Hypoglycemia Versus Hyperglycemia: What's The Difference?

Hypoglycemia and hyperglycemia are conditions that are caused by abnormal levels of glucose in the blood. Glucose is the primary source of fuel in your body, and all of your cells need it for energy. It is especially critical for your brain, muscles, and red blood cells during exercise. In fact, glucose is the only fuel your brain and red blood cells use, according to Livestrong.

Glucose, or blood sugar levels, rise and fall throughout the day, and healthy levels generally fall between 72 and 99 before meals and less than 140 after meals. For people with diabetes, a good level before a meal can range from 80 to 130 and anything below 180 after a meal is considered a good target (via Medical News Today). When levels become too high or too low, you can develop hypoglycemia or hyperglycemia. You don't have to be diabetic for these conditions to occur, but they are more problematic if you have diabetes.

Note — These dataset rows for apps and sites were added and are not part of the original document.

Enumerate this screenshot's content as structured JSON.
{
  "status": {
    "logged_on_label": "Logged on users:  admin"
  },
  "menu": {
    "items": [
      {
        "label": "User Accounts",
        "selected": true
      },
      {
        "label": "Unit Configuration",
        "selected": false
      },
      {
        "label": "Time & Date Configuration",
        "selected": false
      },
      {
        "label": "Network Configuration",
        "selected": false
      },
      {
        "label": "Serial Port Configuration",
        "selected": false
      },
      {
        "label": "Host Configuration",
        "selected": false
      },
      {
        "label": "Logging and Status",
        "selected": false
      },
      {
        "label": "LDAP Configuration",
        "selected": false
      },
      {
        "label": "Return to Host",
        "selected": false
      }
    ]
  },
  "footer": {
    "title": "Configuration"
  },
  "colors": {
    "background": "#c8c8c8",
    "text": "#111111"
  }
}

Both conditions need to be monitored

Hypoglycemia occurs when your blood sugar level is lower than normal. This condition is often related to diabetes, but other conditions can cause blood sugar levels to drop. When these levels drop, it is important to raise them as quickly as possible, per Mayo Clinic. Usually this means eating or drinking something to raise levels. Symptoms include sweating, anxiety, shakiness, pale skin, and tingling in the tongue or lips. Treatment for hypoglycemia related to diabetes usually includes medication.

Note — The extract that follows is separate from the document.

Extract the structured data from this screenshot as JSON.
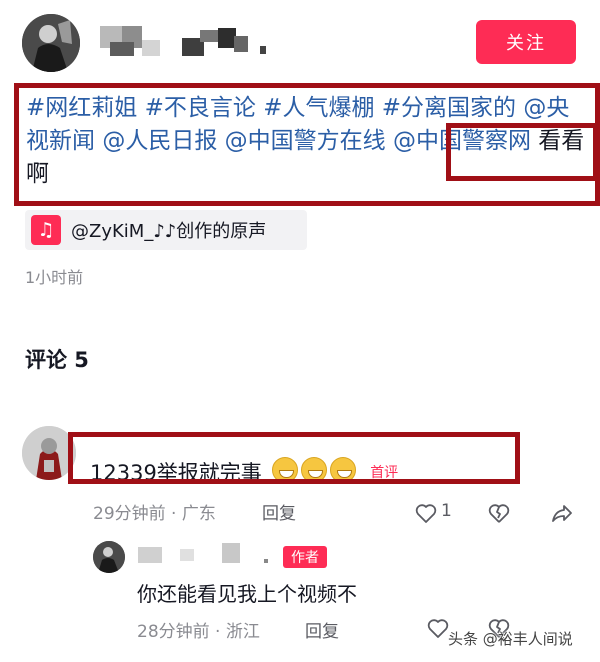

Hyperglycemia is when your blood sugar is too high. It, too, can affect people with diabetes. It is important for people with diabetes to check their levels to avoid more serious conditions such as eye, kidney, or cardiovascular disease. Symptoms of hyperglycemia include being thirsty, frequent urination, blurry vision, and fatigue (via Healthline). Like with hypoglycemia, diabetic patients with hyperglycemia might need medication to help control their blood sugar levels. A healthy diet and exercise can also help control blood sugar.